Magazine Article - Rorotoko

The Move Toward Preventive Military Action is an International Phenomenon

| February 24, 2009

"...[P]reventive military action is a lot bigger than George Bush, 9/11, the UN, or anything else. The problem is not as new as you might think; the erosion of national sovereignty and the growing temptations of preventive war have been in the works since at least the late 1980s, and in countries all around the world."

Iranian President Mahmoud Ahmadinejad, left, and his Turkish counterpart Abdullah Gul at the Ciragan Palace in Istanbul, Aug. 14, 2008. Iran's President arrived in Turkey where he is expected to sign a new gas pipeline deal.

AP Photo

Journal Article - Viewpoints

Iran's Islamic Revolution and Its Future

| January 29, 2009

"Regime sustainability despite different internal crises and foreign threats underlines the fact that Iran enjoys a relatively rational decision-making process.

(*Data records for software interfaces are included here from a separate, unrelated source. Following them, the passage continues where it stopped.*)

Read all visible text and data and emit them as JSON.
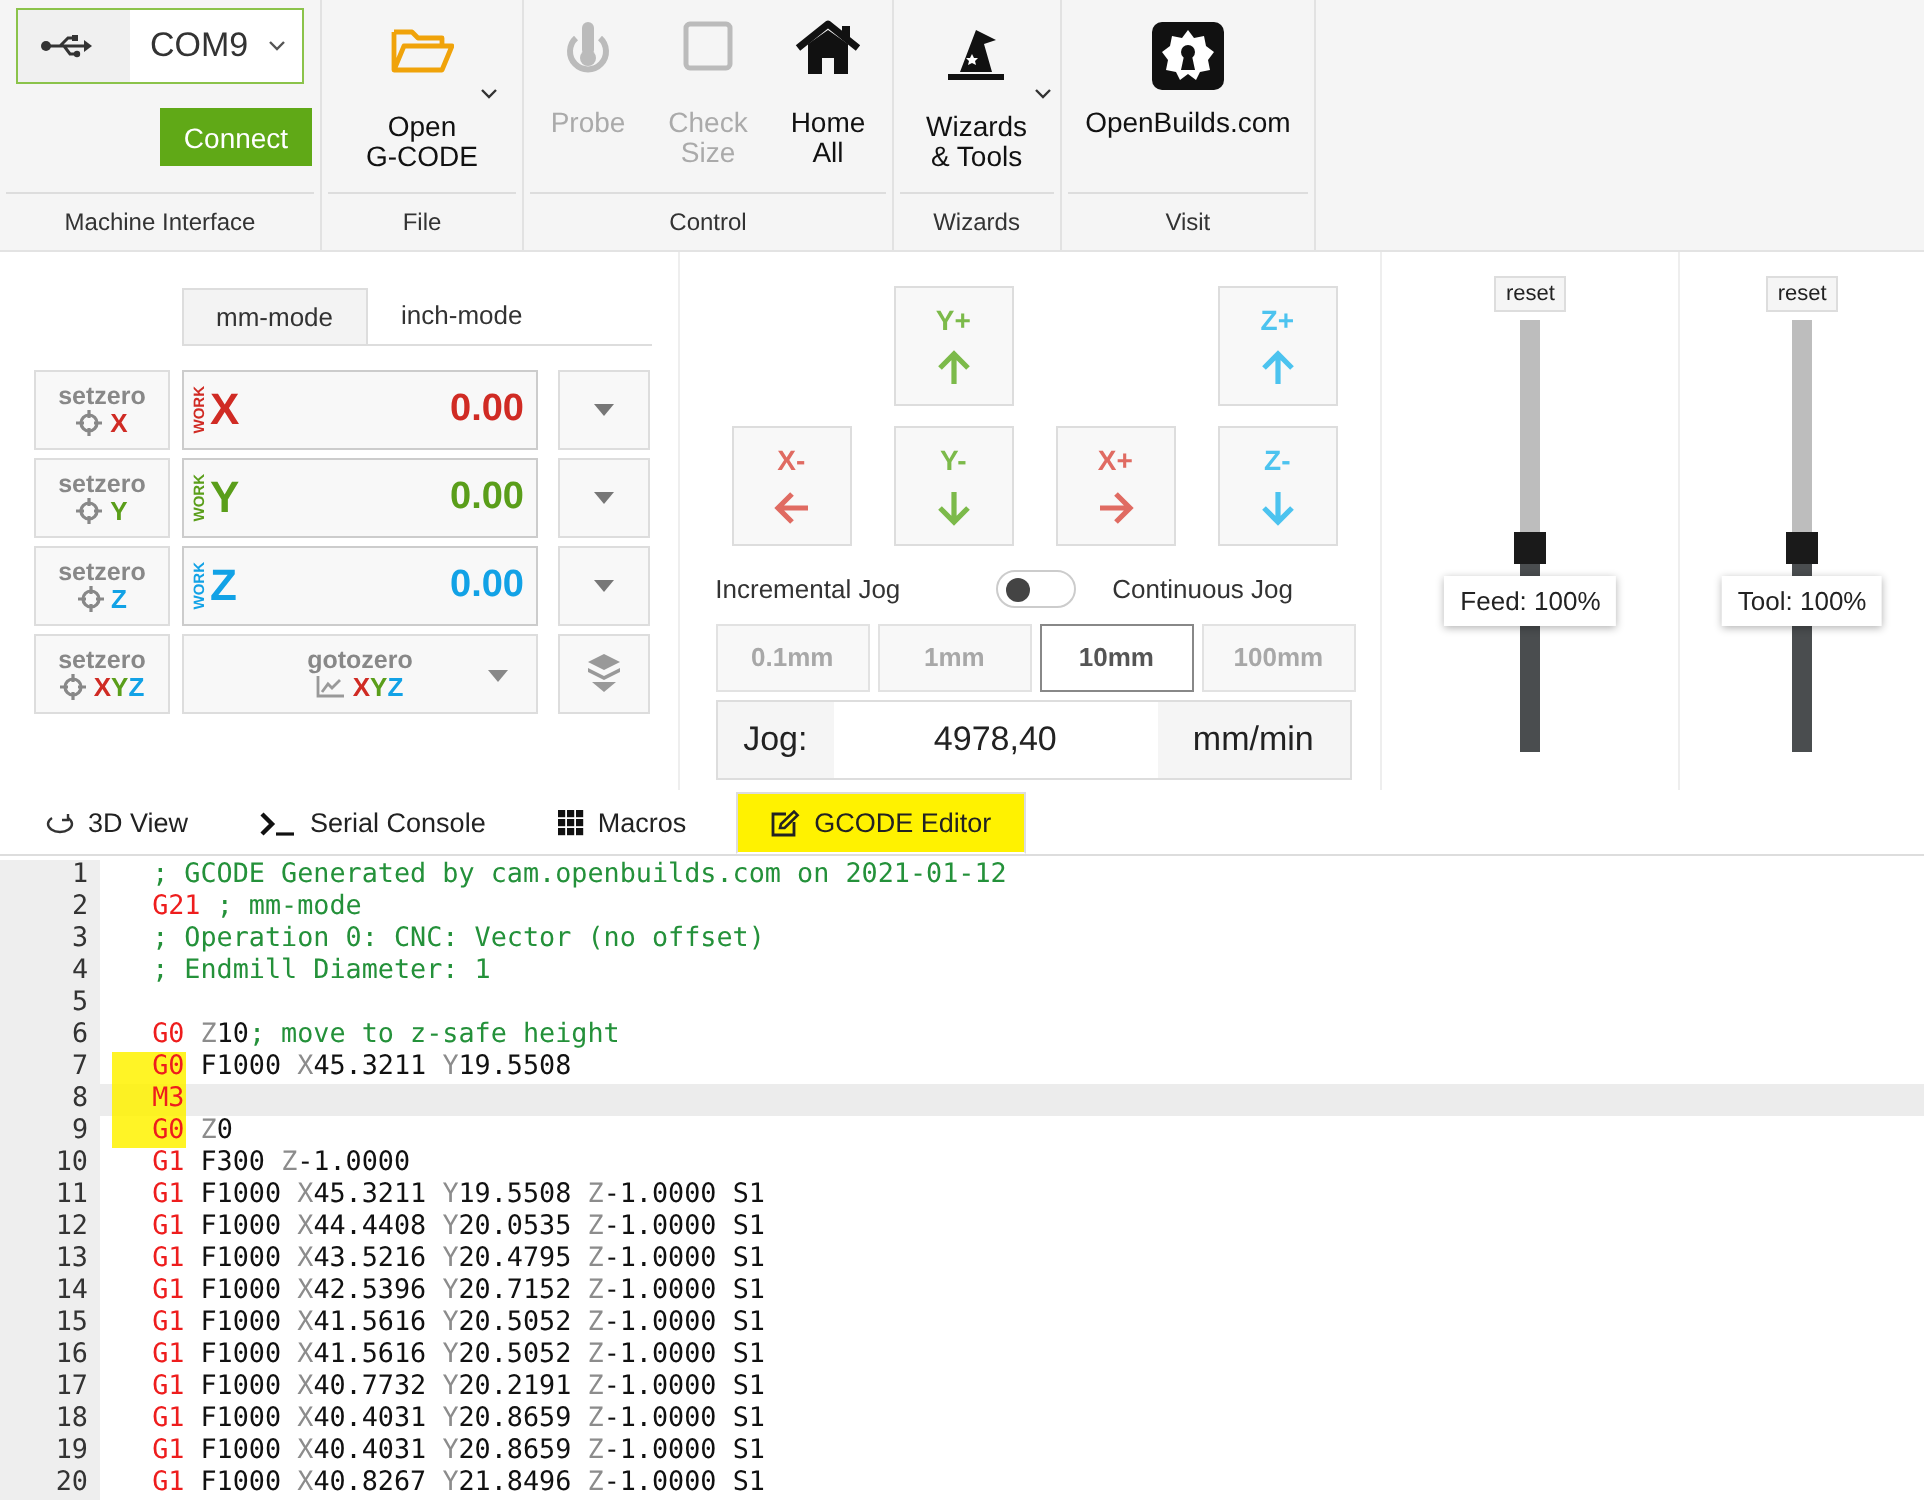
{
  "ribbon": {
    "port": "COM9",
    "connect": "Connect",
    "groups": [
      {
        "label": "Machine Interface"
      },
      {
        "label": "File",
        "tools": [
          {
            "lines": [
              "Open",
              "G-CODE"
            ],
            "disabled": false,
            "menu": true
          }
        ]
      },
      {
        "label": "Control",
        "tools": [
          {
            "lines": [
              "Probe"
            ],
            "disabled": true,
            "menu": false
          },
          {
            "lines": [
              "Check",
              "Size"
            ],
            "disabled": true,
            "menu": false
          },
          {
            "lines": [
              "Home",
              "All"
            ],
            "disabled": false,
            "menu": false
          }
        ]
      },
      {
        "label": "Wizards",
        "tools": [
          {
            "lines": [
              "Wizards",
              "& Tools"
            ],
            "disabled": false,
            "menu": true
          }
        ]
      },
      {
        "label": "Visit",
        "tools": [
          {
            "lines": [
              "OpenBuilds.com"
            ],
            "disabled": false,
            "menu": false
          }
        ]
      }
    ]
  },
  "units": [
    {
      "label": "mm-mode",
      "selected": true
    },
    {
      "label": "inch-mode",
      "selected": false
    }
  ],
  "axes": [
    {
      "setzero": "setzero",
      "setzero_axis": "X",
      "axis": "X",
      "work": "WORK",
      "value": "0.00",
      "color": "#d02b24"
    },
    {
      "setzero": "setzero",
      "setzero_axis": "Y",
      "axis": "Y",
      "work": "WORK",
      "value": "0.00",
      "color": "#5a9e1a"
    },
    {
      "setzero": "setzero",
      "setzero_axis": "Z",
      "axis": "Z",
      "work": "WORK",
      "value": "0.00",
      "color": "#12a2e6"
    }
  ],
  "all_axes": {
    "setzero": "setzero",
    "setzero_letters": [
      {
        "text": "X",
        "color": "#d02b24"
      },
      {
        "text": "Y",
        "color": "#5a9e1a"
      },
      {
        "text": "Z",
        "color": "#12a2e6"
      }
    ],
    "gotozero": "gotozero",
    "gotozero_letters": [
      {
        "text": "X",
        "color": "#d02b24"
      },
      {
        "text": "Y",
        "color": "#5a9e1a"
      },
      {
        "text": "Z",
        "color": "#12a2e6"
      }
    ]
  },
  "jog": {
    "buttons": [
      {
        "label": "Y+",
        "kind": "up",
        "color": "#7cba4a"
      },
      {
        "label": "Z+",
        "kind": "up",
        "color": "#4cc3ef"
      },
      {
        "label": "X-",
        "kind": "left",
        "color": "#e06b62"
      },
      {
        "label": "Y-",
        "kind": "down",
        "color": "#7cba4a"
      },
      {
        "label": "X+",
        "kind": "right",
        "color": "#e06b62"
      },
      {
        "label": "Z-",
        "kind": "down",
        "color": "#4cc3ef"
      }
    ],
    "toggle": {
      "left": "Incremental Jog",
      "right": "Continuous Jog",
      "on": false
    },
    "steps": [
      {
        "label": "0.1mm",
        "selected": false
      },
      {
        "label": "1mm",
        "selected": false
      },
      {
        "label": "10mm",
        "selected": true
      },
      {
        "label": "100mm",
        "selected": false
      }
    ],
    "rate": {
      "label": "Jog:",
      "value": "4978,40",
      "unit": "mm/min"
    }
  },
  "overrides": [
    {
      "reset": "reset",
      "label": "Feed: 100%",
      "level": 0.47
    },
    {
      "reset": "reset",
      "label": "Tool: 100%",
      "level": 0.47
    }
  ],
  "tabs": [
    {
      "label": "3D View",
      "selected": false,
      "highlighted": false
    },
    {
      "label": "Serial Console",
      "selected": false,
      "highlighted": false
    },
    {
      "label": "Macros",
      "selected": false,
      "highlighted": false
    },
    {
      "label": "GCODE Editor",
      "selected": true,
      "highlighted": true
    }
  ],
  "editor": {
    "lines": [
      {
        "number": "1",
        "code": "; GCODE Generated by cam.openbuilds.com on 2021-01-12",
        "active": false,
        "highlighted": false
      },
      {
        "number": "2",
        "code": "G21 ; mm-mode",
        "active": false,
        "highlighted": false
      },
      {
        "number": "3",
        "code": "; Operation 0: CNC: Vector (no offset)",
        "active": false,
        "highlighted": false
      },
      {
        "number": "4",
        "code": "; Endmill Diameter: 1",
        "active": false,
        "highlighted": false
      },
      {
        "number": "5",
        "active": false,
        "highlighted": false
      },
      {
        "number": "6",
        "code": "G0 Z10; move to z-safe height",
        "active": false,
        "highlighted": false
      },
      {
        "number": "7",
        "code": "G0 F1000 X45.3211 Y19.5508",
        "active": false,
        "highlighted": true
      },
      {
        "number": "8",
        "code": "M3",
        "active": true,
        "highlighted": true
      },
      {
        "number": "9",
        "code": "G0 Z0",
        "active": false,
        "highlighted": true
      },
      {
        "number": "10",
        "code": "G1 F300 Z-1.0000",
        "active": false,
        "highlighted": false
      },
      {
        "number": "11",
        "code": "G1 F1000 X45.3211 Y19.5508 Z-1.0000 S1",
        "active": false,
        "highlighted": false
      },
      {
        "number": "12",
        "code": "G1 F1000 X44.4408 Y20.0535 Z-1.0000 S1",
        "active": false,
        "highlighted": false
      },
      {
        "number": "13",
        "code": "G1 F1000 X43.5216 Y20.4795 Z-1.0000 S1",
        "active": false,
        "highlighted": false
      },
      {
        "number": "14",
        "code": "G1 F1000 X42.5396 Y20.7152 Z-1.0000 S1",
        "active": false,
        "highlighted": false
      },
      {
        "number": "15",
        "code": "G1 F1000 X41.5616 Y20.5052 Z-1.0000 S1",
        "active": false,
        "highlighted": false
      },
      {
        "number": "16",
        "code": "G1 F1000 X41.5616 Y20.5052 Z-1.0000 S1",
        "active": false,
        "highlighted": false
      },
      {
        "number": "17",
        "code": "G1 F1000 X40.7732 Y20.2191 Z-1.0000 S1",
        "active": false,
        "highlighted": false
      },
      {
        "number": "18",
        "code": "G1 F1000 X40.4031 Y20.8659 Z-1.0000 S1",
        "active": false,
        "highlighted": false
      },
      {
        "number": "19",
        "code": "G1 F1000 X40.4031 Y20.8659 Z-1.0000 S1",
        "active": false,
        "highlighted": false
      },
      {
        "number": "20",
        "code": "G1 F1000 X40.8267 Y21.8496 Z-1.0000 S1",
        "active": false,
        "highlighted": false
      }
    ]
  }
}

The central slogan of the Iranian Revolution was "Independence, Freedom, and Islamic Republic." Today, Iran is an independent state, as it does not belong to an Eastern or a Western bloc. Although the country has not realized its ambition of economic independence, the revolution has provided economic welfare. Rural development has improved people's lives by providing villages with water, electricity, and infrastructure. The essence of independence also
referred to the specific relations between the Iranian monarchy and the United States. The US-sponsored 1953 coup against the popular Muhammad Mosaddeq government made Iran an American client state, leading to Iranian dependence in all aspects."

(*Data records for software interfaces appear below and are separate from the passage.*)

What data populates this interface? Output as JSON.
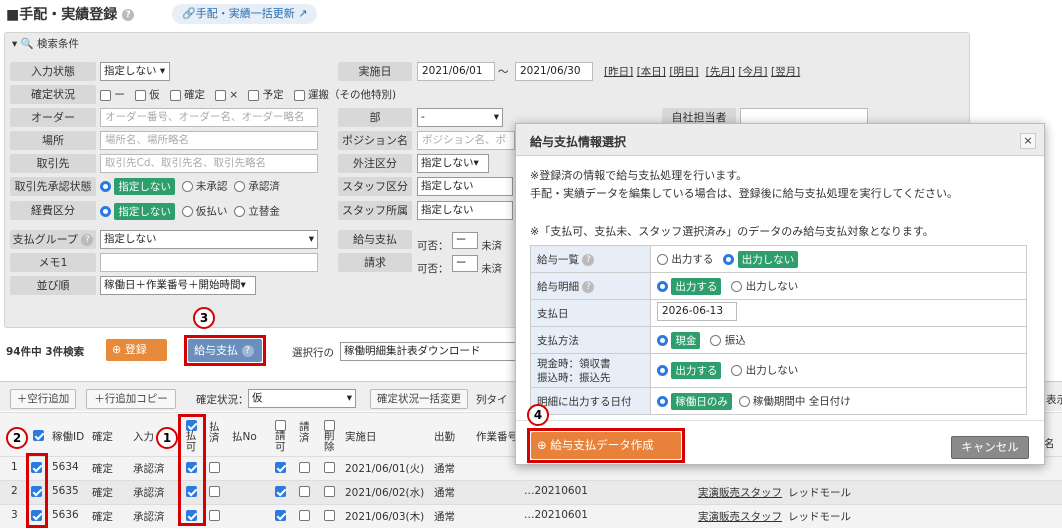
{
  "page": {
    "title": "手配・実績登録",
    "bulk_update": "手配・実績一括更新"
  },
  "search": {
    "header": "検索条件",
    "input_status": {
      "label": "入力状態",
      "value": "指定しない"
    },
    "execution_date": {
      "label": "実施日",
      "from": "2021/06/01",
      "sep": "〜",
      "to": "2021/06/30"
    },
    "date_links": [
      "[昨日]",
      "[本日]",
      "[明日]",
      "[先月]",
      "[今月]",
      "[翌月]"
    ],
    "confirm_status": {
      "label": "確定状況",
      "options": [
        "ー",
        "仮",
        "確定",
        "×",
        "予定",
        "運搬（その他特別)"
      ]
    },
    "order": {
      "label": "オーダー",
      "placeholder": "オーダー番号、オーダー名、オーダー略名"
    },
    "department": {
      "label": "部",
      "value": "-"
    },
    "own_staff": {
      "label": "自社担当者"
    },
    "site": {
      "label": "場所",
      "placeholder": "場所名、場所略名"
    },
    "position": {
      "label": "ポジション名",
      "placeholder": "ポジション名、ポ"
    },
    "client": {
      "label": "取引先",
      "placeholder": "取引先Cd、取引先名、取引先略名"
    },
    "out_category": {
      "label": "外注区分",
      "value": "指定しない"
    },
    "client_approval": {
      "label": "取引先承認状態",
      "options": [
        "指定しない",
        "未承認",
        "承認済"
      ]
    },
    "staff_category": {
      "label": "スタッフ区分",
      "value": "指定しない"
    },
    "expense": {
      "label": "経費区分",
      "options": [
        "指定しない",
        "仮払い",
        "立替金"
      ]
    },
    "staff_affiliation": {
      "label": "スタッフ所属",
      "value": "指定しない"
    },
    "payment_group": {
      "label": "支払グループ",
      "value": "指定しない"
    },
    "salary_payment": {
      "label": "給与支払",
      "text": "可否：",
      "value": "ー",
      "suffix": "未済"
    },
    "memo": {
      "label": "メモ1"
    },
    "billing": {
      "label": "請求",
      "text": "可否：",
      "value": "ー",
      "suffix": "未済"
    },
    "sort": {
      "label": "並び順",
      "value": "稼働日＋作業番号＋開始時間"
    }
  },
  "toolbar": {
    "count": "94件中",
    "count_b": "3件検索",
    "register": "登録",
    "pay_salary": "給与支払",
    "selected_row": "選択行の",
    "report": "稼働明細集計表ダウンロード"
  },
  "grid_toolbar": {
    "add_empty": "空行追加",
    "add_copy": "行追加コピー",
    "confirm_label": "確定状況：",
    "confirm_value": "仮",
    "bulk_change": "確定状況一括変更",
    "list": "列タイ",
    "display": "表示"
  },
  "columns": {
    "id": "稼働ID",
    "confirm": "確定",
    "input": "入力",
    "pay": "払可",
    "paid": "払済",
    "payno": "払No",
    "bill": "請可",
    "billed": "請済",
    "del": "削除",
    "date": "実施日",
    "attend": "出勤",
    "workno": "作業番号",
    "name": "名"
  },
  "rows": [
    {
      "n": "1",
      "id": "5634",
      "confirm": "確定",
      "input": "承認済",
      "date": "2021/06/01(火)",
      "attend": "通常"
    },
    {
      "n": "2",
      "id": "5635",
      "confirm": "確定",
      "input": "承認済",
      "date": "2021/06/02(水)",
      "attend": "通常",
      "workno": "20210601",
      "staff": "実演販売スタッフ",
      "place": "レッドモール"
    },
    {
      "n": "3",
      "id": "5636",
      "confirm": "確定",
      "input": "承認済",
      "date": "2021/06/03(木)",
      "attend": "通常",
      "workno": "20210601",
      "staff": "実演販売スタッフ",
      "place": "レッドモール"
    }
  ],
  "dialog": {
    "title": "給与支払情報選択",
    "close": "×",
    "msg1": "※登録済の情報で給与支払処理を行います。",
    "msg2": "手配・実績データを編集している場合は、登録後に給与支払処理を実行してください。",
    "msg3": "※「支払可、支払未、スタッフ選択済み」のデータのみ給与支払対象となります。",
    "rows": {
      "list": "給与一覧",
      "detail": "給与明細",
      "pay_date": "支払日",
      "method": "支払方法",
      "cash1": "現金時：領収書",
      "cash2": "振込時：振込先",
      "date_in": "明細に出力する日付"
    },
    "out": "出力する",
    "noout": "出力しない",
    "pay_date_value": "2026-06-13",
    "cash": "現金",
    "transfer": "振込",
    "work_day_only": "稼働日のみ",
    "period_all": "稼働期間中 全日付け",
    "create": "給与支払データ作成",
    "cancel": "キャンセル"
  },
  "markers": [
    "1",
    "2",
    "3",
    "4"
  ]
}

Iranian Foreign Minister Manouchehr Mottaki, left, shakes hands with his Armenian counterpart, Edward Nalbandian, prior to their press conference, in Tehran, Iran, Sept. 16, 2008.

AP Photo

Journal Article - Viewpoints

The Geopolitical Factor in Iran's Foreign Policy

| January 29, 2009

"Revolutions either expand to export their ideologies or preserve themselves from the outside world. The 1979 Islamic revolution of Iran is no exception. A careful reading of Iran's actions in the region shows how and why Iran has shifted its policies to meet the latter aim. Since the revolution, Iran's leaders have faced the challenge of balancing their ideological (idealism) and geopolitical (pragmatism) approaches to foreign policy. Gradually, the Iranian leadership has come to focus on the geopolitical factor in the conduct of foreign policy; today, ideology one factor among many other sources of Iran's power, and serves the aim of preserving Iran's national security and interests...."